Data Ingest in PNDA 5.0

PNDA 5.0 brings some interesting new capabilities for data ingest with Gobblin.

Previously it was necessary to encapsulate data in an AVRO encoded envelope before sending it to PNDA. All data sent to PNDA had to conform to the same AVRO schema. We can think of this as external AVRO encoding.

Now it is possible to teach Gobblin to understand raw data formats directly and to perform the AVRO encoding as part of the ingest process. We can think of this as internal AVRO encoding.

Here is a quick reminder of the AVRO schema used by PNDA:

{"namespace": "pnda.entity",
 "type": "record",
 "name": "event",
 "fields": [
     {"name": "timestamp",   "type": "long"},
     {"name": "source",      "type": "string"},
     {"name": "rawdata",     "type": "bytes"}

The purpose of the AVRO envelope is to provide metadata, information about the data, so that PNDA can manage the datasets consistently. These are the metadata fields in the AVRO schema:

  • timestamp – when the data was sent
  • source – the source of the data, .e.g. XR Telemetry host

Gobblin uses these metadata fields to specify a named dataset and to store the data into the correct time bucket in HDFS. 

In order to receive data that is not AVRO encoded, it is necessary for Gobblin to identify the metadata by some other method. There are various ways this can be acheived:

  • The Kafka topic can be used as a proxy metadata field
  • Fields can be extracted from the message if it conforms to a known format
  • Receiving timestamp can be used instead of sending timestamp, with some inevitable loss of timestamp fidelity

Protobuf Encoded Messages

Let’s look at the configuration that tells Gobblin how to receive Cisco XR Telemetry which is protobuf encoded:

kafka.topic.specific.state=[ \
  { \
    "dataset": "protobuf.telemetry.\*", \
"gobblin.pnda.PNDAProtoBufConverter", \
    "": "protobuf.telemetry", \
    "pnda.protobuf.source.tag": "1", \
    "pnda.protobuf.timestamp.tag": "10" \
  } \

This tells Gobblin to do something specific with any messages that are received on topics that match the protobuf.telemetry.* topic pattern. A custom class is used to convert a protobuf encoded message into an AVRO encoded message that is ready for Gobblin to store in HDFS. The properties needed for the AVRO envelope are extracted from the decoded protobuf message, using the field numbers of the known Cisco XR Telemetry protobuf schema.

This is the protobuf schema for Cisco XR Telemetry:

message Telemetry {
oneof node_id {
string node_id_str = 1;
oneof subscription {
string subscription_id_str = 3;
string encoding_path = 6;
uint64 collection_id = 8;
uint64 collection_start_time = 9;
uint64 msg_timestamp = 10;
repeated TelemetryField data_gpbkv = 11;
TelemetryGPBTable data_gpb = 12;
uint64 collection_end_time = 13;

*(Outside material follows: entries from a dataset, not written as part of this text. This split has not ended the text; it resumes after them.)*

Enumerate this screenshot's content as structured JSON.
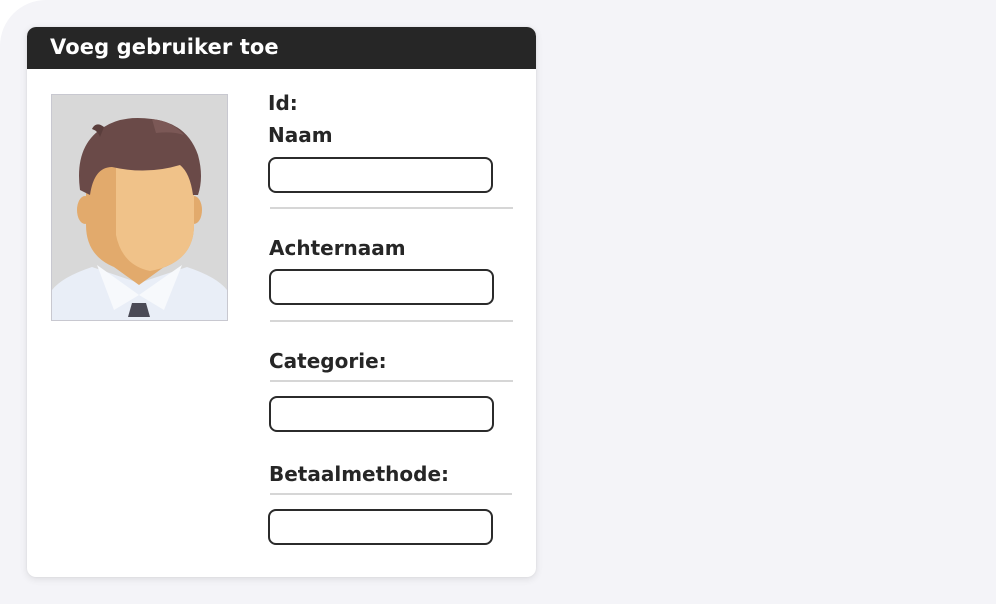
{
  "dialog": {
    "title": "Voeg gebruiker toe"
  },
  "avatar": {
    "icon": "user-avatar-placeholder",
    "colors": {
      "background": "#d8d8d8",
      "hair": "#6a4a48",
      "skin": "#f0c289",
      "skin_shadow": "#e2aa6c",
      "shirt": "#e9eef7",
      "tie": "#4a4a56"
    }
  },
  "form": {
    "id_label": "Id:",
    "first_name": {
      "label": "Naam",
      "value": ""
    },
    "last_name": {
      "label": "Achternaam",
      "value": ""
    },
    "category": {
      "label": "Categorie:",
      "value": ""
    },
    "payment_method": {
      "label": "Betaalmethode:",
      "value": ""
    }
  },
  "colors": {
    "header_bg": "#262626",
    "page_bg": "#f4f4f8",
    "card_bg": "#ffffff"
  }
}
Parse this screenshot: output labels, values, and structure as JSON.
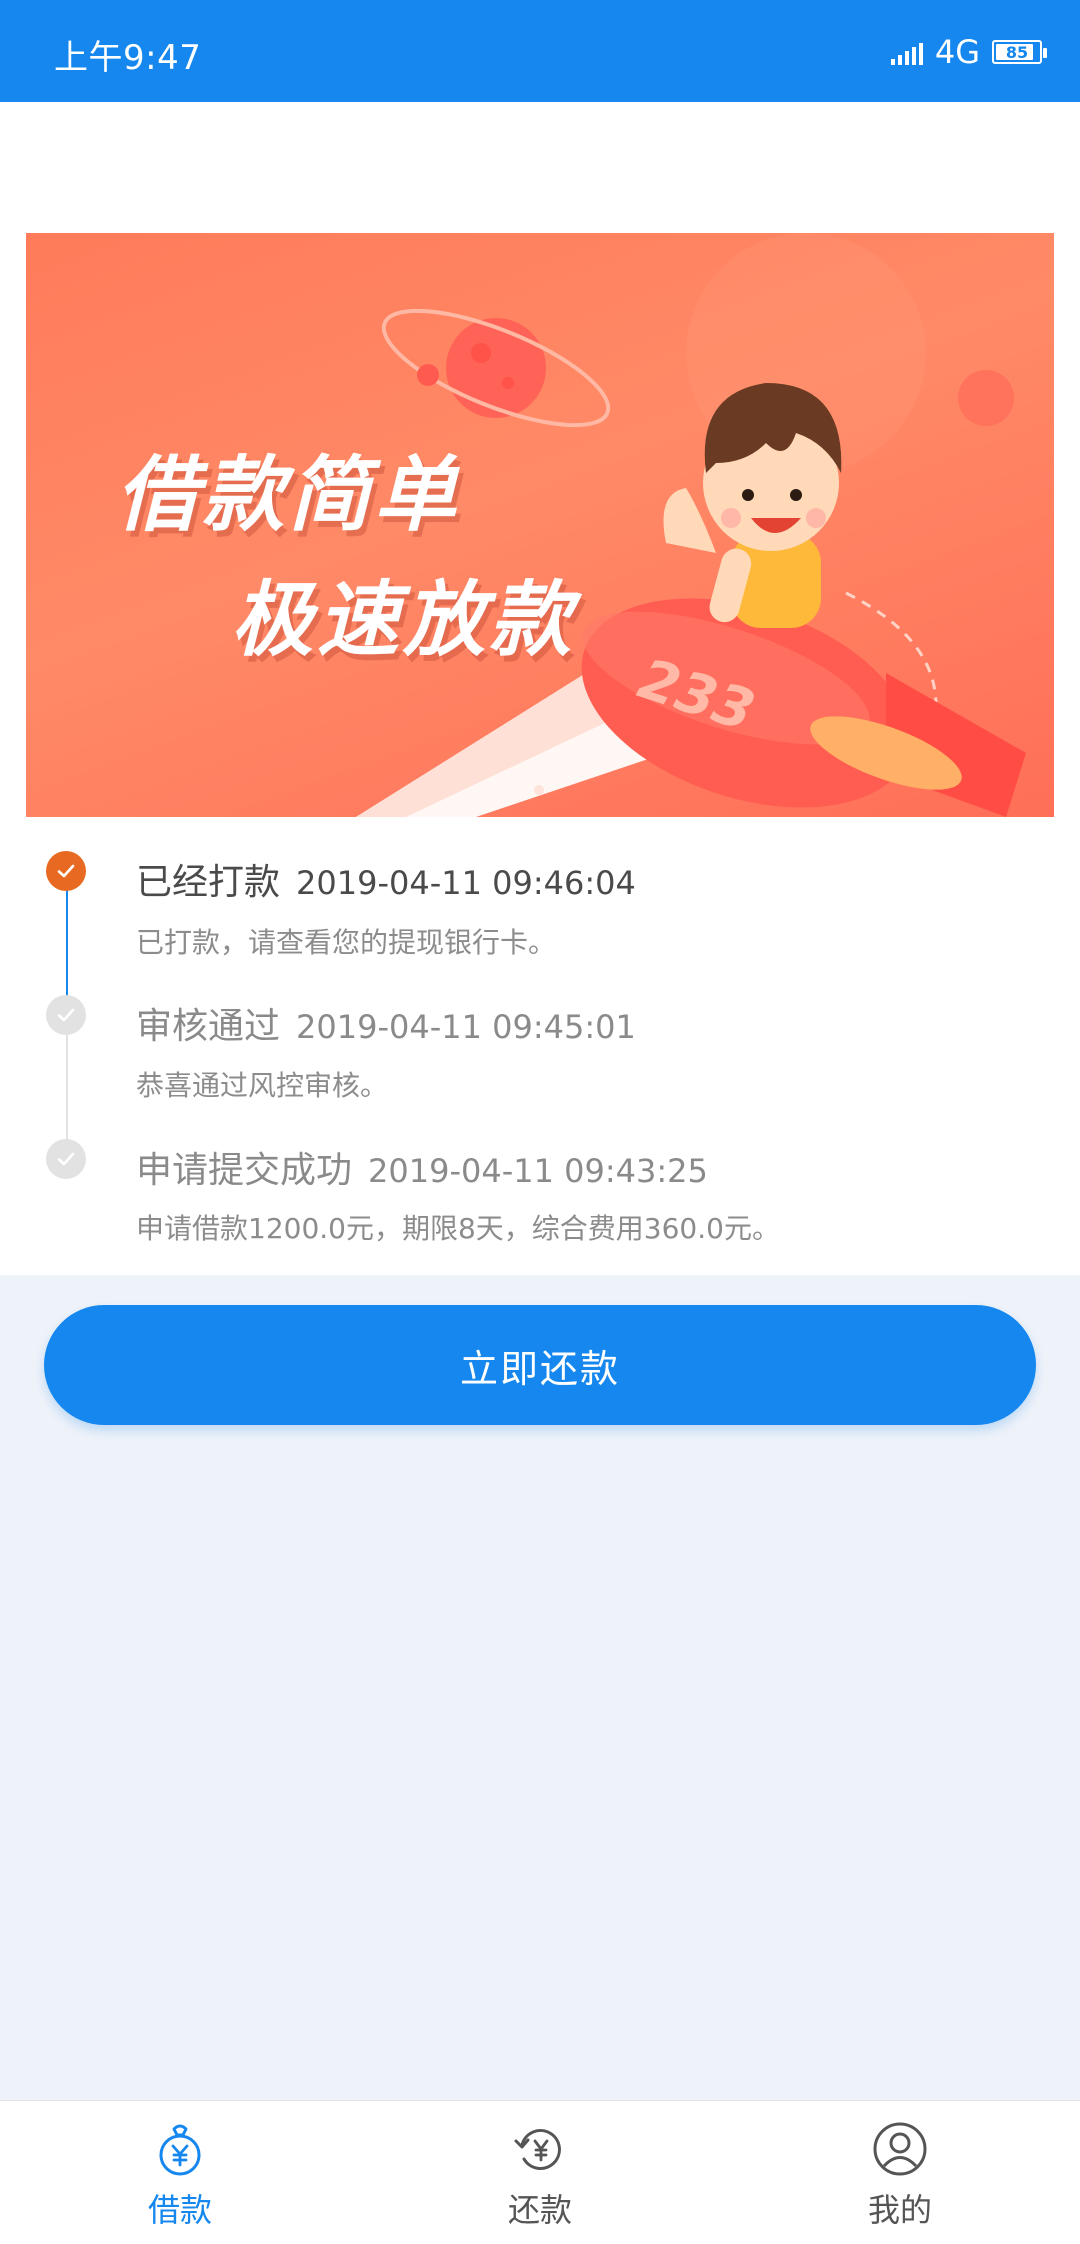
{
  "status_bar": {
    "time": "上午9:47",
    "network": "4G",
    "battery": "85"
  },
  "banner": {
    "slogan_line1": "借款简单",
    "slogan_line2": "极速放款",
    "rocket_number": "233"
  },
  "timeline": [
    {
      "title": "已经打款",
      "timestamp": "2019-04-11 09:46:04",
      "description": "已打款，请查看您的提现银行卡。",
      "state": "active"
    },
    {
      "title": "审核通过",
      "timestamp": "2019-04-11 09:45:01",
      "description": "恭喜通过风控审核。",
      "state": "done"
    },
    {
      "title": "申请提交成功",
      "timestamp": "2019-04-11 09:43:25",
      "description": "申请借款1200.0元，期限8天，综合费用360.0元。",
      "state": "done"
    }
  ],
  "repay_button": "立即还款",
  "tabs": [
    {
      "label": "借款",
      "icon": "money-bag-icon",
      "active": true
    },
    {
      "label": "还款",
      "icon": "repay-cycle-icon",
      "active": false
    },
    {
      "label": "我的",
      "icon": "user-profile-icon",
      "active": false
    }
  ],
  "colors": {
    "primary": "#1587ee",
    "active_step": "#e86a22",
    "inactive_step": "#e2e2e2",
    "page_bg": "#eef2f9",
    "banner_bg": "#ff7b5a"
  }
}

As you can see, field 1 is the node_id and field 10 is the msg_timestamp.

Field  1 → source
Field 10 → timestamp

JSON Messages

It is also possible to directly ingest messages with a JSON payload. When you use a topic for which Gobblin has no specific configuration, then Gobblin will use the PNDAFallbackConverter.

The behaviour of the PNDAFallbackConverter is to use the Kafka topic as the source name and System.currentTimeMillis() to provide the timestamp. The content of the Kafka message is put in the Avro rawdata field unchanged.

topic → source
payload → rawdata
time now → timestamp

A VES event received on Kafka topic “raw.json” would result in an Avro encoded message like this:

"rawdata":"{ \"commonEventHeader\" : { ... } }"


As you can see, PNDA has powerful Gobblin based ingest capabilities out of the box. It is possible to customise how it works with additional Gobblin configuration and is extensible with new converter classes. You can explore the converter classes by looking at the project on Github.


Leave a Reply

Fill in your details below or click an icon to log in: Logo

You are commenting using your account. Log Out /  Change )

Google+ photo

You are commenting using your Google+ account. Log Out /  Change )

Twitter picture

You are commenting using your Twitter account. Log Out /  Change )

Facebook photo

You are commenting using your Facebook account. Log Out /  Change )

Connecting to %s